Technology plus emotion equals change. If you’ve got the will, the money and the servers, you can reportedly buy 5,000 separate datapoints on every single living US citizen. You can use it to examine their patterns of behaviour, their preferences and their personalities to an unprecedented level – one that allows more targeted contact with audiences than ever before.
The data-science company hired by the Trump Presidential campaign conducted more than 1,500 polls a week, per state, during the US election. It kept a finger on the electorate’s pulse – adapting and testing ad after ad until it found the undecided voters it needed.
But you can’t "Make America great again" with information alone, you need emotion. Data science might have found all the right buttons, but it took Trump’s theatrical delivery to push them.
Technology plus emotion equals change. In advertising, we’ve always prided ourselves that we can do the emotion. But if we want to keep creating change, we need to embrace the technology – and embrace it now.
Emotion and data are combining in ways that will radically transform our relationships with machines. It’s easy to mistrust big data or view the march of technology as faceless and cold, but machine-learning is getting more emotional every day; watch Beyond Verbal’s YouTube demo of its emotional-analytics software. Steve Jobs is interviewed about developing the iPad and iPhone. As he passionately champions his success and bristles at memories of setbacks, the software can read the emotional cues in his speech. His anger, his fear, his joy – all measured by a machine.
Imagine what we can do with those machines when they can emote in a human way – reading cues and responding with all the nuance we take for granted when interacting with other people. Imagine the possibilities, for both agencies and brands, when those formerly soulless bots become part of our everyday lives.
Data can’t deliver creativity, only opportunities. But it’s going to become an inseparable part of the creative process. We’ll be tailoring messages that work for individual personalities, single fleeting moments or a host of different emotional states. Mass audiences and Don Draper-like creative gambles will be replaced by precision-tooled campaigns.
But if we really know the precise emotional context of our audiences, we can make work that is miraculous.
Microsoft Research Labs has technology that collects vast amounts of data on how Parkinson’s disease causes your arm to shake. AI then processes that data to produce vibrations via a wearable device, which counteracts the shakes. Emma, the first human test subject, used a pencil to write her name – something she’d never been able to do since contracting the disease.

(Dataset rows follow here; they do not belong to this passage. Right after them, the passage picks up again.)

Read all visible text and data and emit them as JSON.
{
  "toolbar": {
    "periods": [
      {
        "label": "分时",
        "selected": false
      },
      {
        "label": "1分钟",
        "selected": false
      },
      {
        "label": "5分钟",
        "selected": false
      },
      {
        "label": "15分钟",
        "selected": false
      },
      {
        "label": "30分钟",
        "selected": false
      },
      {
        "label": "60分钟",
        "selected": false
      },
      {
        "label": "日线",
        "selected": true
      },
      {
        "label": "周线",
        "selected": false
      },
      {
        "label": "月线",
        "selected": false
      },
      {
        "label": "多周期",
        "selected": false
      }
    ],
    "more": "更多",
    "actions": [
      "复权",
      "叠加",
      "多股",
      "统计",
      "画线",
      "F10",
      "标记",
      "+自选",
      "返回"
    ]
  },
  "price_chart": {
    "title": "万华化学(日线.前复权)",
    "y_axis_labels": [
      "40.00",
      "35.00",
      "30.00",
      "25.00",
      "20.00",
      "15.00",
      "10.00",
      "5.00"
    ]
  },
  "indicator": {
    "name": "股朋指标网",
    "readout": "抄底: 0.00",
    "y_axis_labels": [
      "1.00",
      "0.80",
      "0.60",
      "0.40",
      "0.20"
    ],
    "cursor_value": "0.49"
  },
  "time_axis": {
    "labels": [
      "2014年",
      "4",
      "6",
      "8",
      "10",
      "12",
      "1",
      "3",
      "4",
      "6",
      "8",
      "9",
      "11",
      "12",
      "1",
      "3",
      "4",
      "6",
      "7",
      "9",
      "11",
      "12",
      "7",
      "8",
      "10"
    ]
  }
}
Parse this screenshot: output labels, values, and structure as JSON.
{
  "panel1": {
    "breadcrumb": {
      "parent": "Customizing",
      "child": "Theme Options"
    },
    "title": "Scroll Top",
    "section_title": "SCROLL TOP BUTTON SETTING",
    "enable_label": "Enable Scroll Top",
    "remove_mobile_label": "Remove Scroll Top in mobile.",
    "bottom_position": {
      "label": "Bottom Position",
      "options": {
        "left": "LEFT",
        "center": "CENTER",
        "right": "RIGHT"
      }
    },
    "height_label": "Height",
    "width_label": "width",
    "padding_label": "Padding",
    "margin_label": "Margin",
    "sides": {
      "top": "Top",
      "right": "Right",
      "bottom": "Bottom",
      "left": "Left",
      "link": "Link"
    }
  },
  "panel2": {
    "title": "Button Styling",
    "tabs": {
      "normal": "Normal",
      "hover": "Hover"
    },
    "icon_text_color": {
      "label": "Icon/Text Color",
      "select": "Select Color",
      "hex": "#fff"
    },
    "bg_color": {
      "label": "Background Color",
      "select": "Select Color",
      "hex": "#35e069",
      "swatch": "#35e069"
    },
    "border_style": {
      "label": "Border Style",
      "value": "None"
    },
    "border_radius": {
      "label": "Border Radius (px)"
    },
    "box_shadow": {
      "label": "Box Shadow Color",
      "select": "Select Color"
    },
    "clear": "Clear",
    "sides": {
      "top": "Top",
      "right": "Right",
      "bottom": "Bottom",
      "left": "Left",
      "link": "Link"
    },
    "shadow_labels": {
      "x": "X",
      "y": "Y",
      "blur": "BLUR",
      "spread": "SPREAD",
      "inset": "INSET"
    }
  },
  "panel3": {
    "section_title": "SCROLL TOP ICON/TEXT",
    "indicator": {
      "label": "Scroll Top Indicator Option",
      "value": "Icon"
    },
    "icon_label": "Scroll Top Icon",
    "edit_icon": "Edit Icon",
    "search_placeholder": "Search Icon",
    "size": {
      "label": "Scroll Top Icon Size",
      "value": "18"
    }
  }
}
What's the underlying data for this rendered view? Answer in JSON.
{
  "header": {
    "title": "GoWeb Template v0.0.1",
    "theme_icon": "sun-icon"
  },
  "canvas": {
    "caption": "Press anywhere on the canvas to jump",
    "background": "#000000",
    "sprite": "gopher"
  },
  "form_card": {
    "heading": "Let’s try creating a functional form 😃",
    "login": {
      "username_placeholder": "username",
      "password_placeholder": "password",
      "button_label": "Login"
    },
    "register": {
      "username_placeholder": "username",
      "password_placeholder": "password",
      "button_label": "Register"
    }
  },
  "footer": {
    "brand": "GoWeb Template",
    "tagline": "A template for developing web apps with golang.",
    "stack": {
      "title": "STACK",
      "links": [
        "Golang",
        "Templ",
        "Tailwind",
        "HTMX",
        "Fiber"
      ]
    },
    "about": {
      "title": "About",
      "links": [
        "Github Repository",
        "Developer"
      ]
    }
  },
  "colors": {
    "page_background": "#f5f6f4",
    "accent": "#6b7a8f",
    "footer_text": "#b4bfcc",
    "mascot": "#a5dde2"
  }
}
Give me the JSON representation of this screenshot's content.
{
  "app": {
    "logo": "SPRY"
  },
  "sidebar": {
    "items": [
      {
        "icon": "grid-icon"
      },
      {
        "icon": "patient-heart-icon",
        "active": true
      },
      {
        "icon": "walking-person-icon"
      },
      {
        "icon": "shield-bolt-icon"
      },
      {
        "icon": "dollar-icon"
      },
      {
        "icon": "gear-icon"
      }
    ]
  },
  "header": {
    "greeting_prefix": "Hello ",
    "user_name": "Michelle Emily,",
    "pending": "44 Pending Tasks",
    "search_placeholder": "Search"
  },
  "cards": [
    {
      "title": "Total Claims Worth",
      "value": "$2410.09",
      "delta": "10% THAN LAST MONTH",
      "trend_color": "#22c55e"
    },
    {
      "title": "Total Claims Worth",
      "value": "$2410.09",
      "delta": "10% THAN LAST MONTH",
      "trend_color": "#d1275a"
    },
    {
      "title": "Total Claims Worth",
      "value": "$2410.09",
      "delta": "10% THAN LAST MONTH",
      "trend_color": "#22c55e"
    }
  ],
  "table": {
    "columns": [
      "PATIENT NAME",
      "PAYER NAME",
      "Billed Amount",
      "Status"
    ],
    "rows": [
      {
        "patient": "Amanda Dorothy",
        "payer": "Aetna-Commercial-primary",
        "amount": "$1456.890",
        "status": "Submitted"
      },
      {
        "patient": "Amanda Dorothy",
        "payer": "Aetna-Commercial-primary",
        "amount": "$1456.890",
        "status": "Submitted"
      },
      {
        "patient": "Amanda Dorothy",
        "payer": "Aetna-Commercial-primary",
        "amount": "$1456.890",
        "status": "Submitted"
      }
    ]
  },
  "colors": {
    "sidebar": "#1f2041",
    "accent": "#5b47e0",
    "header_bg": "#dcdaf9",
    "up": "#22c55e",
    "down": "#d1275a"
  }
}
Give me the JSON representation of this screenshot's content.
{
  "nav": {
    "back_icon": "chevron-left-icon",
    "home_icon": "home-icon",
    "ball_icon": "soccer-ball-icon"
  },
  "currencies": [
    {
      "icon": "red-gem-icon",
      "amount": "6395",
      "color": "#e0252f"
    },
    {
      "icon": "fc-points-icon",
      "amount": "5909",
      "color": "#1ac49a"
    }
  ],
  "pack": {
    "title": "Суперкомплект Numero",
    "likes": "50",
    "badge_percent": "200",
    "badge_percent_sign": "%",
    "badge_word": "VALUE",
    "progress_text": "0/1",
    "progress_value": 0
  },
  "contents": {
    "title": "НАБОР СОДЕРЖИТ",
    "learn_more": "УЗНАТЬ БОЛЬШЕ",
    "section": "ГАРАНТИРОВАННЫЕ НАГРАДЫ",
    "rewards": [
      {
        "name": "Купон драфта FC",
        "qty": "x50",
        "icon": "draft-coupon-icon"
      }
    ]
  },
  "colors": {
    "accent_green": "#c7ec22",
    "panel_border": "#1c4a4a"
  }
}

There’s already tech that can listen to speech and interpret the speaker’s feelings. That can read every "um", "er" and change of topic without a stutter. Banks are using it to talk to customers in ways that consign the robotic irritation of "please press one" menus to the Dark Ages.
An 18-year-old software engineer amassed 30 parking fines, and built a data-driven service called Do Not Pay. It’s a conversation bot on Facebook Messenger that determines whether there are grounds for appeal against a fine. Twenty-one months later, more than $4m in fines has been repaid.
A data-led future is one we’re ready to embrace – because it’s going to lead to ideas, services, tools and products that are more honest. We’re going to be able to make things that address real issues. Instead of shouting as loud as we can to the biggest audience we can find, we might whisper softly in the morning, give you a pep talk at the gym, and lull you to sleep at night, all in the space of a single idea.
So in 2018 we should embrace technologies that deliver the learning, the context and the moments for positive emotional change.
At R/GA, we want to pioneer a more human future. For us, a data-inspired world is a dream brief. Because if we can get closer to real human beings than ever, if we can know more about how they feel and why, if we can find the perfect opportunities to connect, how can our work not get better? •
James Temple is the executive vice-president and chief creative officer of R/GA EMEA.